▶ **TASK DIRECTIONS**: Line by line, reproduce the records exactly.

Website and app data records
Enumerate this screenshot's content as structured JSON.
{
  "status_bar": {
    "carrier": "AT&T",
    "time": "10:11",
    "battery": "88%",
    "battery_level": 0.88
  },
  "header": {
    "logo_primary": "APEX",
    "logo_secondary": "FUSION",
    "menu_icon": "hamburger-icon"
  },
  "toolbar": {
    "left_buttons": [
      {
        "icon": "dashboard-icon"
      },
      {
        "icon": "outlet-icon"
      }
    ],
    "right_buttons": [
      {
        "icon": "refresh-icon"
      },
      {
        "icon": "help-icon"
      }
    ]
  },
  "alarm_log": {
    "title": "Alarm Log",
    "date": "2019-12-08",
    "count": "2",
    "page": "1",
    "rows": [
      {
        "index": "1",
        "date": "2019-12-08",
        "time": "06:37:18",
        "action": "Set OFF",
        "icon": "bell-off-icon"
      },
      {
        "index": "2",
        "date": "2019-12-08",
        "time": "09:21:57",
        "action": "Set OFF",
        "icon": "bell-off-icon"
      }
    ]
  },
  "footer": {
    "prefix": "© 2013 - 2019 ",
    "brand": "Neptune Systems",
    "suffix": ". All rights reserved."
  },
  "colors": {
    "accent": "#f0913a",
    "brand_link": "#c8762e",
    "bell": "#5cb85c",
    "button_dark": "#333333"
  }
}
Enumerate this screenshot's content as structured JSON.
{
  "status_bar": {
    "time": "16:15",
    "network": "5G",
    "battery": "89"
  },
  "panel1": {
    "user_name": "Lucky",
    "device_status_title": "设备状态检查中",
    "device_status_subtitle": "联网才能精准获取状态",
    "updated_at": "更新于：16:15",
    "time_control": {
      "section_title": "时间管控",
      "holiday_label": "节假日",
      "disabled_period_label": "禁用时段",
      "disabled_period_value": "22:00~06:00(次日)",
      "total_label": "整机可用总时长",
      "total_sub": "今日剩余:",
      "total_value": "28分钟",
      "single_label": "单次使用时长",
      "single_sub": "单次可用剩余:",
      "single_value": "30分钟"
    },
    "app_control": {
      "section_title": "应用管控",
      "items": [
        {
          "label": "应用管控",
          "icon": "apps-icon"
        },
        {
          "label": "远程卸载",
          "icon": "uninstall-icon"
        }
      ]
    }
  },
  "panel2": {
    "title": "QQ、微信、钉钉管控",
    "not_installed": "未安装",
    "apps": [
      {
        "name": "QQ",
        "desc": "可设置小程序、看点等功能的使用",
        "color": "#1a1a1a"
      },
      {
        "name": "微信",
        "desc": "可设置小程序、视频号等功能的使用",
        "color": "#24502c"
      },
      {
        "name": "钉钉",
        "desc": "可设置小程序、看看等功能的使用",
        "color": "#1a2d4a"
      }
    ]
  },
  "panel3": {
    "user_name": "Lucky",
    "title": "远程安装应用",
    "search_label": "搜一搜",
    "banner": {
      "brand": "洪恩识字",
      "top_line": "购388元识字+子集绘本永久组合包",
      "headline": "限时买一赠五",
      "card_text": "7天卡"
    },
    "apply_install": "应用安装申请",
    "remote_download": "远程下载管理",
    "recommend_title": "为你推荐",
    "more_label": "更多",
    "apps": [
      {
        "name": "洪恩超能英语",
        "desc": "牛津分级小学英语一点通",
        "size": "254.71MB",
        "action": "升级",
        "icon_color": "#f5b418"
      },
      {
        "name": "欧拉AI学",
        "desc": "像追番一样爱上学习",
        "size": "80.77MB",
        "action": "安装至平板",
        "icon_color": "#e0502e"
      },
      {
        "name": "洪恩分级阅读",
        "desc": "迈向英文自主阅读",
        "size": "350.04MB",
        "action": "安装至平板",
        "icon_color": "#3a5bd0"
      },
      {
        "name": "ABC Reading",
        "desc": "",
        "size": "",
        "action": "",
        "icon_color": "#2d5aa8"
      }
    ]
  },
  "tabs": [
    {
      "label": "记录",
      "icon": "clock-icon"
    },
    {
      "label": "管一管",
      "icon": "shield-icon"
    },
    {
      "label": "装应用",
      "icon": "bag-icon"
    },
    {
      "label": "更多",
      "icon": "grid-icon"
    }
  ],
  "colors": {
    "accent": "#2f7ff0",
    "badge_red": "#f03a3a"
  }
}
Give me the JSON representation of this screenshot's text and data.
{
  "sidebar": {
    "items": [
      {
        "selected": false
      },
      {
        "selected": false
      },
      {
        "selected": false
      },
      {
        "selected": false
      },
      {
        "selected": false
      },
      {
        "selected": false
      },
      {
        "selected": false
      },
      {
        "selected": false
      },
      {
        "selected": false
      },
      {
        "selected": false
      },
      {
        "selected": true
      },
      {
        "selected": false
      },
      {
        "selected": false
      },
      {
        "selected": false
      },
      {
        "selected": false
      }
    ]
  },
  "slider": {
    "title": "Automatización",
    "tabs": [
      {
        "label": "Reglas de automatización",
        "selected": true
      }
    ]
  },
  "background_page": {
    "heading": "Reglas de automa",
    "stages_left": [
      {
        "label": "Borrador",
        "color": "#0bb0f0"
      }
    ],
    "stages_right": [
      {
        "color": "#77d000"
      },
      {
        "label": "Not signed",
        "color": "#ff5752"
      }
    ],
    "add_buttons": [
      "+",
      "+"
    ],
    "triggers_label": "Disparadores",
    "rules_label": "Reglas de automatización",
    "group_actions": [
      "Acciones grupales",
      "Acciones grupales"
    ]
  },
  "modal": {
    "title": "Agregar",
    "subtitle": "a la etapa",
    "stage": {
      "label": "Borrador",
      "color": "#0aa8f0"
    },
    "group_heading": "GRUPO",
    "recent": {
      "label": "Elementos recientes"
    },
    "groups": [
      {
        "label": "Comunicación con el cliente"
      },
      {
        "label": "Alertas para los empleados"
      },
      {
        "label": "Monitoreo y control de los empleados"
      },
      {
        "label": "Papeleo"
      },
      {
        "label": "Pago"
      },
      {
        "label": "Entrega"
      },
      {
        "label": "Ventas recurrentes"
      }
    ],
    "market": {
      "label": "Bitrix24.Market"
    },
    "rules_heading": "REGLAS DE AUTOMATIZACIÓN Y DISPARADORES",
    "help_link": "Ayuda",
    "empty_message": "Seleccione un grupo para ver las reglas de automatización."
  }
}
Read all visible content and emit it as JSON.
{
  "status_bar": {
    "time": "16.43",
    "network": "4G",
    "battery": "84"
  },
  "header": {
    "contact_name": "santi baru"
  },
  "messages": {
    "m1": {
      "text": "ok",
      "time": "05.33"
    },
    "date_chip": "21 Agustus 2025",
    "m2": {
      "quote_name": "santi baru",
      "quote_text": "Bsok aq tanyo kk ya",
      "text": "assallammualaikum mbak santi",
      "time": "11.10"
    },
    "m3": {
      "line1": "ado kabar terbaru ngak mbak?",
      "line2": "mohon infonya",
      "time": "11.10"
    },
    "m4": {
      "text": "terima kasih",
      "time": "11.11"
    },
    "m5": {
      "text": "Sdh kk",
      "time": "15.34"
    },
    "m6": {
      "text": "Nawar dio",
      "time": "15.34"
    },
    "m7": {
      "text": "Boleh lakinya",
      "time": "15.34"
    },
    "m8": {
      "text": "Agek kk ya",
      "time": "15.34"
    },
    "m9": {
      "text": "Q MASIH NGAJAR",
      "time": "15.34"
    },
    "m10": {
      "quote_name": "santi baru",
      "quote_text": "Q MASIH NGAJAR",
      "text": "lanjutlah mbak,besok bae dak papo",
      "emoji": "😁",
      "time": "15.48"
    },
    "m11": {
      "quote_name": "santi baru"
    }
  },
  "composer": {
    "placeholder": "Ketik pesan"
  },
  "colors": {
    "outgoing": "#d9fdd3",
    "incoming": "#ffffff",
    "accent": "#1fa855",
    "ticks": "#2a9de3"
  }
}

▶ **ANSWER TO THIS EXERCISE**:
Enumerate this screenshot's content as structured JSON.
{
  "status_bar": {
    "carrier": "AT&T",
    "time": "10:11",
    "battery": "88%",
    "battery_level": 0.88
  },
  "header": {
    "logo_primary": "APEX",
    "logo_secondary": "FUSION",
    "menu_icon": "hamburger-icon"
  },
  "toolbar": {
    "left_buttons": [
      {
        "icon": "dashboard-icon"
      },
      {
        "icon": "outlet-icon"
      }
    ],
    "right_buttons": [
      {
        "icon": "refresh-icon"
      },
      {
        "icon": "help-icon"
      }
    ]
  },
  "alarm_log": {
    "title": "Alarm Log",
    "date": "2019-12-08",
    "count": "2",
    "page": "1",
    "rows": [
      {
        "index": "1",
        "date": "2019-12-08",
        "time": "06:37:18",
        "action": "Set OFF",
        "icon": "bell-off-icon"
      },
      {
        "index": "2",
        "date": "2019-12-08",
        "time": "09:21:57",
        "action": "Set OFF",
        "icon": "bell-off-icon"
      }
    ]
  },
  "footer": {
    "prefix": "© 2013 - 2019 ",
    "brand": "Neptune Systems",
    "suffix": ". All rights reserved."
  },
  "colors": {
    "accent": "#f0913a",
    "brand_link": "#c8762e",
    "bell": "#5cb85c",
    "button_dark": "#333333"
  }
}
Enumerate this screenshot's content as structured JSON.
{
  "status_bar": {
    "time": "16:15",
    "network": "5G",
    "battery": "89"
  },
  "panel1": {
    "user_name": "Lucky",
    "device_status_title": "设备状态检查中",
    "device_status_subtitle": "联网才能精准获取状态",
    "updated_at": "更新于：16:15",
    "time_control": {
      "section_title": "时间管控",
      "holiday_label": "节假日",
      "disabled_period_label": "禁用时段",
      "disabled_period_value": "22:00~06:00(次日)",
      "total_label": "整机可用总时长",
      "total_sub": "今日剩余:",
      "total_value": "28分钟",
      "single_label": "单次使用时长",
      "single_sub": "单次可用剩余:",
      "single_value": "30分钟"
    },
    "app_control": {
      "section_title": "应用管控",
      "items": [
        {
          "label": "应用管控",
          "icon": "apps-icon"
        },
        {
          "label": "远程卸载",
          "icon": "uninstall-icon"
        }
      ]
    }
  },
  "panel2": {
    "title": "QQ、微信、钉钉管控",
    "not_installed": "未安装",
    "apps": [
      {
        "name": "QQ",
        "desc": "可设置小程序、看点等功能的使用",
        "color": "#1a1a1a"
      },
      {
        "name": "微信",
        "desc": "可设置小程序、视频号等功能的使用",
        "color": "#24502c"
      },
      {
        "name": "钉钉",
        "desc": "可设置小程序、看看等功能的使用",
        "color": "#1a2d4a"
      }
    ]
  },
  "panel3": {
    "user_name": "Lucky",
    "title": "远程安装应用",
    "search_label": "搜一搜",
    "banner": {
      "brand": "洪恩识字",
      "top_line": "购388元识字+子集绘本永久组合包",
      "headline": "限时买一赠五",
      "card_text": "7天卡"
    },
    "apply_install": "应用安装申请",
    "remote_download": "远程下载管理",
    "recommend_title": "为你推荐",
    "more_label": "更多",
    "apps": [
      {
        "name": "洪恩超能英语",
        "desc": "牛津分级小学英语一点通",
        "size": "254.71MB",
        "action": "升级",
        "icon_color": "#f5b418"
      },
      {
        "name": "欧拉AI学",
        "desc": "像追番一样爱上学习",
        "size": "80.77MB",
        "action": "安装至平板",
        "icon_color": "#e0502e"
      },
      {
        "name": "洪恩分级阅读",
        "desc": "迈向英文自主阅读",
        "size": "350.04MB",
        "action": "安装至平板",
        "icon_color": "#3a5bd0"
      },
      {
        "name": "ABC Reading",
        "desc": "",
        "size": "",
        "action": "",
        "icon_color": "#2d5aa8"
      }
    ]
  },
  "tabs": [
    {
      "label": "记录",
      "icon": "clock-icon"
    },
    {
      "label": "管一管",
      "icon": "shield-icon"
    },
    {
      "label": "装应用",
      "icon": "bag-icon"
    },
    {
      "label": "更多",
      "icon": "grid-icon"
    }
  ],
  "colors": {
    "accent": "#2f7ff0",
    "badge_red": "#f03a3a"
  }
}
Give me the JSON representation of this screenshot's text and data.
{
  "sidebar": {
    "items": [
      {
        "selected": false
      },
      {
        "selected": false
      },
      {
        "selected": false
      },
      {
        "selected": false
      },
      {
        "selected": false
      },
      {
        "selected": false
      },
      {
        "selected": false
      },
      {
        "selected": false
      },
      {
        "selected": false
      },
      {
        "selected": false
      },
      {
        "selected": true
      },
      {
        "selected": false
      },
      {
        "selected": false
      },
      {
        "selected": false
      },
      {
        "selected": false
      }
    ]
  },
  "slider": {
    "title": "Automatización",
    "tabs": [
      {
        "label": "Reglas de automatización",
        "selected": true
      }
    ]
  },
  "background_page": {
    "heading": "Reglas de automa",
    "stages_left": [
      {
        "label": "Borrador",
        "color": "#0bb0f0"
      }
    ],
    "stages_right": [
      {
        "color": "#77d000"
      },
      {
        "label": "Not signed",
        "color": "#ff5752"
      }
    ],
    "add_buttons": [
      "+",
      "+"
    ],
    "triggers_label": "Disparadores",
    "rules_label": "Reglas de automatización",
    "group_actions": [
      "Acciones grupales",
      "Acciones grupales"
    ]
  },
  "modal": {
    "title": "Agregar",
    "subtitle": "a la etapa",
    "stage": {
      "label": "Borrador",
      "color": "#0aa8f0"
    },
    "group_heading": "GRUPO",
    "recent": {
      "label": "Elementos recientes"
    },
    "groups": [
      {
        "label": "Comunicación con el cliente"
      },
      {
        "label": "Alertas para los empleados"
      },
      {
        "label": "Monitoreo y control de los empleados"
      },
      {
        "label": "Papeleo"
      },
      {
        "label": "Pago"
      },
      {
        "label": "Entrega"
      },
      {
        "label": "Ventas recurrentes"
      }
    ],
    "market": {
      "label": "Bitrix24.Market"
    },
    "rules_heading": "REGLAS DE AUTOMATIZACIÓN Y DISPARADORES",
    "help_link": "Ayuda",
    "empty_message": "Seleccione un grupo para ver las reglas de automatización."
  }
}
Read all visible content and emit it as JSON.
{
  "status_bar": {
    "time": "16.43",
    "network": "4G",
    "battery": "84"
  },
  "header": {
    "contact_name": "santi baru"
  },
  "messages": {
    "m1": {
      "text": "ok",
      "time": "05.33"
    },
    "date_chip": "21 Agustus 2025",
    "m2": {
      "quote_name": "santi baru",
      "quote_text": "Bsok aq tanyo kk ya",
      "text": "assallammualaikum mbak santi",
      "time": "11.10"
    },
    "m3": {
      "line1": "ado kabar terbaru ngak mbak?",
      "line2": "mohon infonya",
      "time": "11.10"
    },
    "m4": {
      "text": "terima kasih",
      "time": "11.11"
    },
    "m5": {
      "text": "Sdh kk",
      "time": "15.34"
    },
    "m6": {
      "text": "Nawar dio",
      "time": "15.34"
    },
    "m7": {
      "text": "Boleh lakinya",
      "time": "15.34"
    },
    "m8": {
      "text": "Agek kk ya",
      "time": "15.34"
    },
    "m9": {
      "text": "Q MASIH NGAJAR",
      "time": "15.34"
    },
    "m10": {
      "quote_name": "santi baru",
      "quote_text": "Q MASIH NGAJAR",
      "text": "lanjutlah mbak,besok bae dak papo",
      "emoji": "😁",
      "time": "15.48"
    },
    "m11": {
      "quote_name": "santi baru"
    }
  },
  "composer": {
    "placeholder": "Ketik pesan"
  },
  "colors": {
    "outgoing": "#d9fdd3",
    "incoming": "#ffffff",
    "accent": "#1fa855",
    "ticks": "#2a9de3"
  }
}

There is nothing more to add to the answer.